'''

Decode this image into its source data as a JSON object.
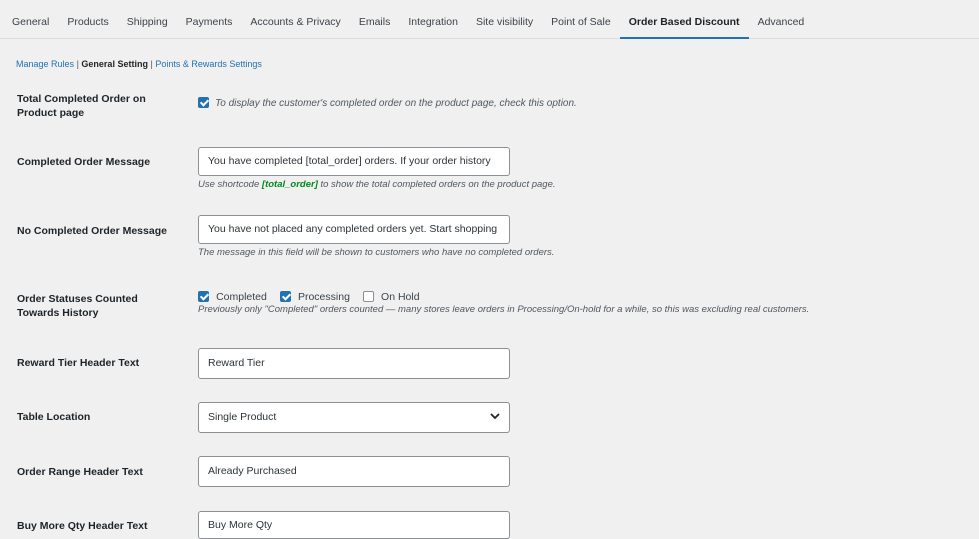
{
  "tabs": [
    "General",
    "Products",
    "Shipping",
    "Payments",
    "Accounts & Privacy",
    "Emails",
    "Integration",
    "Site visibility",
    "Point of Sale",
    "Order Based Discount",
    "Advanced"
  ],
  "active_tab": "Order Based Discount",
  "subnav": {
    "manage_rules": "Manage Rules",
    "separator": "|",
    "general_setting": "General Setting",
    "points_rewards": "Points & Rewards Settings"
  },
  "settings": {
    "total_completed": {
      "label": "Total Completed Order on Product page",
      "checked": true,
      "text": "To display the customer's completed order on the product page, check this option."
    },
    "completed_msg": {
      "label": "Completed Order Message",
      "value": "You have completed [total_order] orders. If your order history",
      "desc_pre": "Use shortcode",
      "desc_code": "[total_order]",
      "desc_post": "to show the total completed orders on the product page."
    },
    "no_completed_msg": {
      "label": "No Completed Order Message",
      "value": "You have not placed any completed orders yet. Start shopping",
      "desc": "The message in this field will be shown to customers who have no completed orders."
    },
    "order_statuses": {
      "label": "Order Statuses Counted Towards History",
      "options": [
        {
          "label": "Completed",
          "checked": true
        },
        {
          "label": "Processing",
          "checked": true
        },
        {
          "label": "On Hold",
          "checked": false
        }
      ],
      "desc": "Previously only \"Completed\" orders counted — many stores leave orders in Processing/On-hold for a while, so this was excluding real customers."
    },
    "reward_tier": {
      "label": "Reward Tier Header Text",
      "value": "Reward Tier"
    },
    "table_location": {
      "label": "Table Location",
      "value": "Single Product"
    },
    "order_range": {
      "label": "Order Range Header Text",
      "value": "Already Purchased"
    },
    "buy_more": {
      "label": "Buy More Qty Header Text",
      "value": "Buy More Qty"
    }
  },
  "colors": {
    "accent": "#2271b1",
    "shortcode": "#008a20",
    "background": "#f0f0f1"
  }
}
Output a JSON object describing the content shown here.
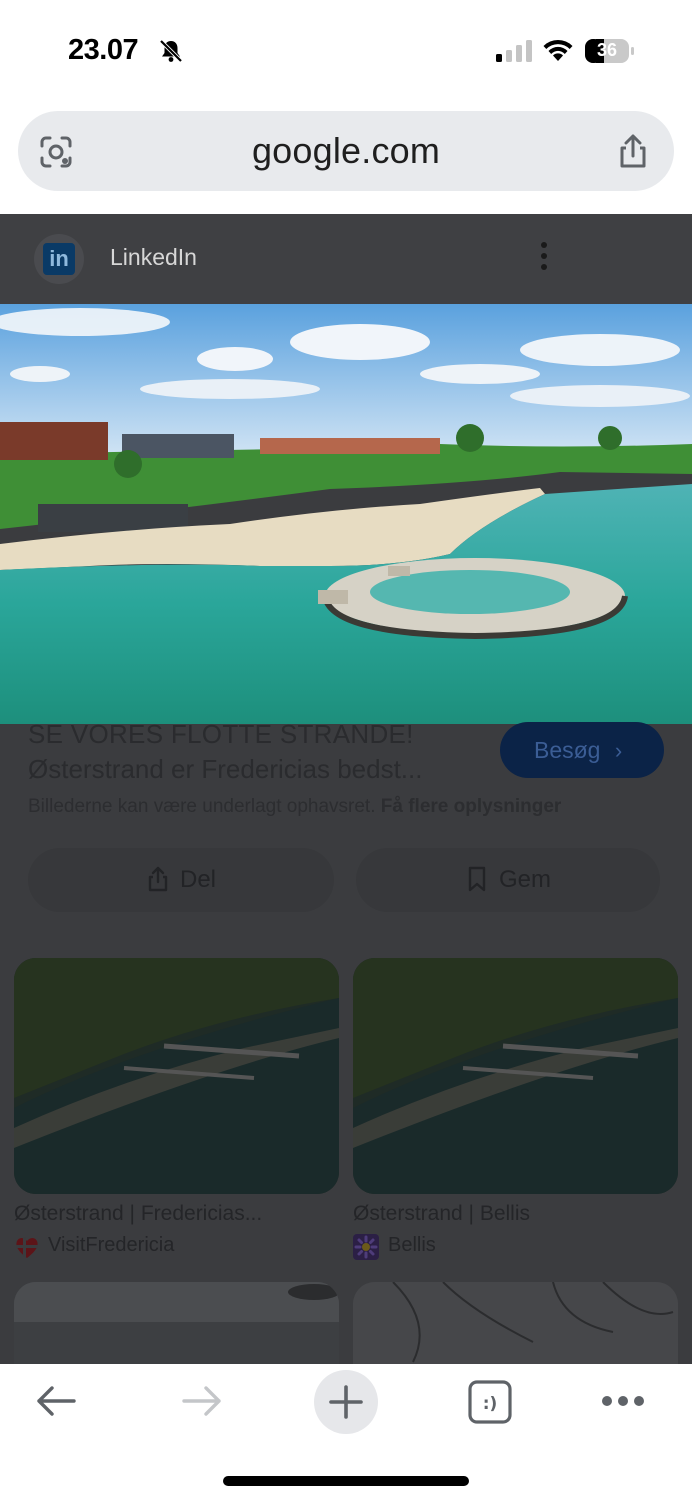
{
  "status_bar": {
    "time": "23.07",
    "battery_level": "36",
    "icons": [
      "bell-slash-icon",
      "signal-icon",
      "wifi-icon",
      "battery-icon"
    ]
  },
  "browser": {
    "url": "google.com",
    "icons": [
      "lens-icon",
      "share-icon"
    ]
  },
  "result": {
    "source_name": "LinkedIn",
    "title_line1": "SE VORES FLOTTE STRANDE!",
    "title_line2": "Østerstrand er Fredericias bedst...",
    "visit_label": "Besøg",
    "copyright_text": "Billederne kan være underlagt ophavsret.",
    "copyright_link": "Få flere oplysninger",
    "share_label": "Del",
    "save_label": "Gem"
  },
  "related": [
    {
      "label": "Østerstrand | Fredericias...",
      "source": "VisitFredericia"
    },
    {
      "label": "Østerstrand | Bellis",
      "source": "Bellis"
    }
  ],
  "toolbar": {
    "icons": [
      "back-arrow-icon",
      "forward-arrow-icon",
      "new-tab-plus-icon",
      "tabs-icon",
      "more-icon"
    ]
  },
  "colors": {
    "accent": "#0b2347",
    "dim_overlay": "#3b3c3f"
  }
}
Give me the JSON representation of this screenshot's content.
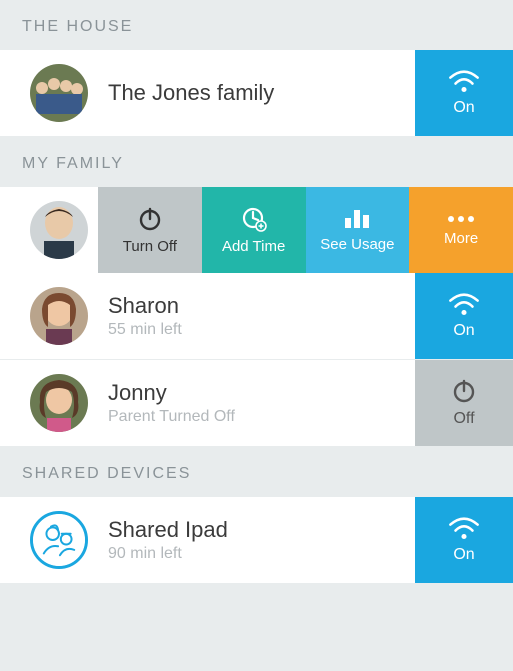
{
  "sections": {
    "house": {
      "header": "THE HOUSE"
    },
    "family": {
      "header": "MY FAMILY"
    },
    "shared": {
      "header": "SHARED DEVICES"
    }
  },
  "house_row": {
    "title": "The Jones family",
    "status_label": "On",
    "status_state": "on"
  },
  "family_actions": {
    "turn_off": "Turn Off",
    "add_time": "Add Time",
    "see_usage": "See Usage",
    "more": "More"
  },
  "family_rows": [
    {
      "title": "Sharon",
      "sub": "55 min left",
      "status_label": "On",
      "status_state": "on"
    },
    {
      "title": "Jonny",
      "sub": "Parent Turned Off",
      "status_label": "Off",
      "status_state": "off"
    }
  ],
  "shared_rows": [
    {
      "title": "Shared Ipad",
      "sub": "90 min left",
      "status_label": "On",
      "status_state": "on"
    }
  ],
  "colors": {
    "accent_blue": "#1aa7e0",
    "action_gray": "#bfc6c8",
    "action_teal": "#22b6a9",
    "action_blue": "#3bb8e3",
    "action_orange": "#f5a12c"
  }
}
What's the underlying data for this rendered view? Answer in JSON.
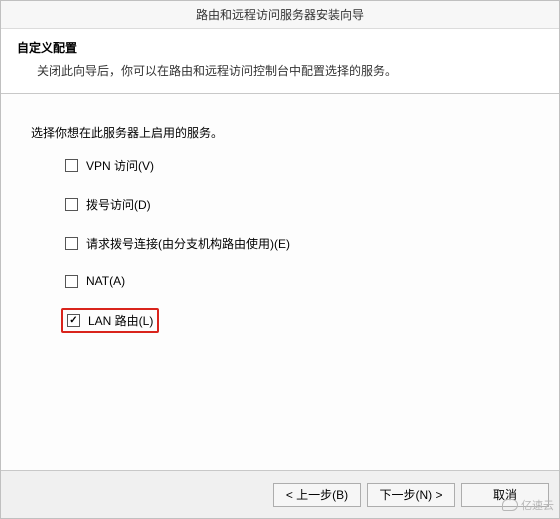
{
  "window": {
    "title": "路由和远程访问服务器安装向导"
  },
  "header": {
    "title": "自定义配置",
    "description": "关闭此向导后，你可以在路由和远程访问控制台中配置选择的服务。"
  },
  "main": {
    "prompt": "选择你想在此服务器上启用的服务。",
    "options": [
      {
        "label": "VPN 访问(V)",
        "checked": false,
        "highlight": false
      },
      {
        "label": "拨号访问(D)",
        "checked": false,
        "highlight": false
      },
      {
        "label": "请求拨号连接(由分支机构路由使用)(E)",
        "checked": false,
        "highlight": false
      },
      {
        "label": "NAT(A)",
        "checked": false,
        "highlight": false
      },
      {
        "label": "LAN 路由(L)",
        "checked": true,
        "highlight": true
      }
    ]
  },
  "buttons": {
    "back": "< 上一步(B)",
    "next": "下一步(N) >",
    "cancel": "取消"
  },
  "watermark": {
    "text": "亿速云"
  }
}
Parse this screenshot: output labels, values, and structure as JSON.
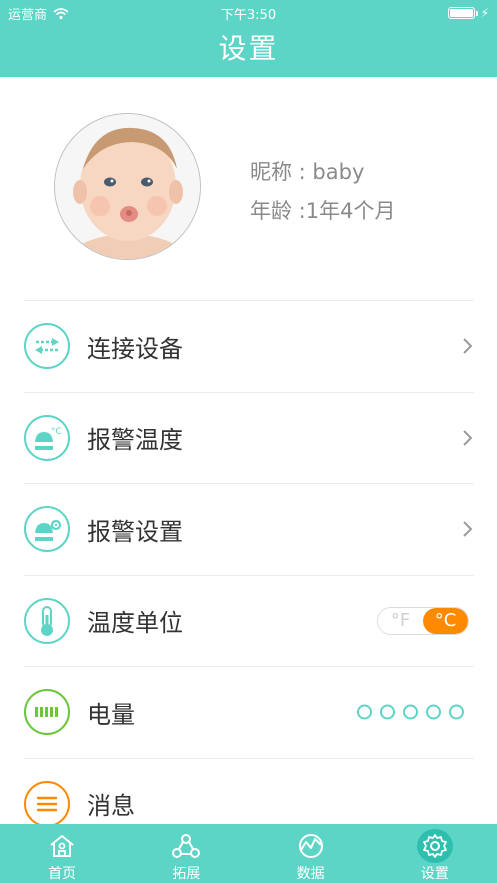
{
  "status_bar": {
    "carrier": "运营商",
    "time": "下午3:50"
  },
  "header": {
    "title": "设置"
  },
  "profile": {
    "nickname": "昵称 : baby",
    "age": "年龄 :1年4个月"
  },
  "menu": [
    {
      "label": "连接设备",
      "icon": "connect-device-icon",
      "accent": "#5dd5c6"
    },
    {
      "label": "报警温度",
      "icon": "alarm-temperature-icon",
      "accent": "#5dd5c6"
    },
    {
      "label": "报警设置",
      "icon": "alarm-settings-icon",
      "accent": "#5dd5c6"
    },
    {
      "label": "温度单位",
      "icon": "thermometer-icon",
      "accent": "#5dd5c6",
      "toggle": {
        "left": "°F",
        "right": "°C",
        "selected": "°C"
      }
    },
    {
      "label": "电量",
      "icon": "battery-icon",
      "accent": "#6bc63a",
      "battery_level_dots": 5
    },
    {
      "label": "消息",
      "icon": "message-icon",
      "accent": "#ff8a00"
    }
  ],
  "tabs": [
    {
      "label": "首页",
      "icon": "home-icon"
    },
    {
      "label": "拓展",
      "icon": "extend-icon"
    },
    {
      "label": "数据",
      "icon": "data-icon"
    },
    {
      "label": "设置",
      "icon": "settings-gear-icon",
      "active": true
    }
  ],
  "colors": {
    "primary": "#5dd5c6",
    "accent_orange": "#ff8a00",
    "battery_green": "#6bc63a"
  }
}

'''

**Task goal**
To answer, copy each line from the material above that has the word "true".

**Answer below**
      "checked": true,
          "checked": true
          "checked": true
        "checked": true,
        "highlight": true
      "active": true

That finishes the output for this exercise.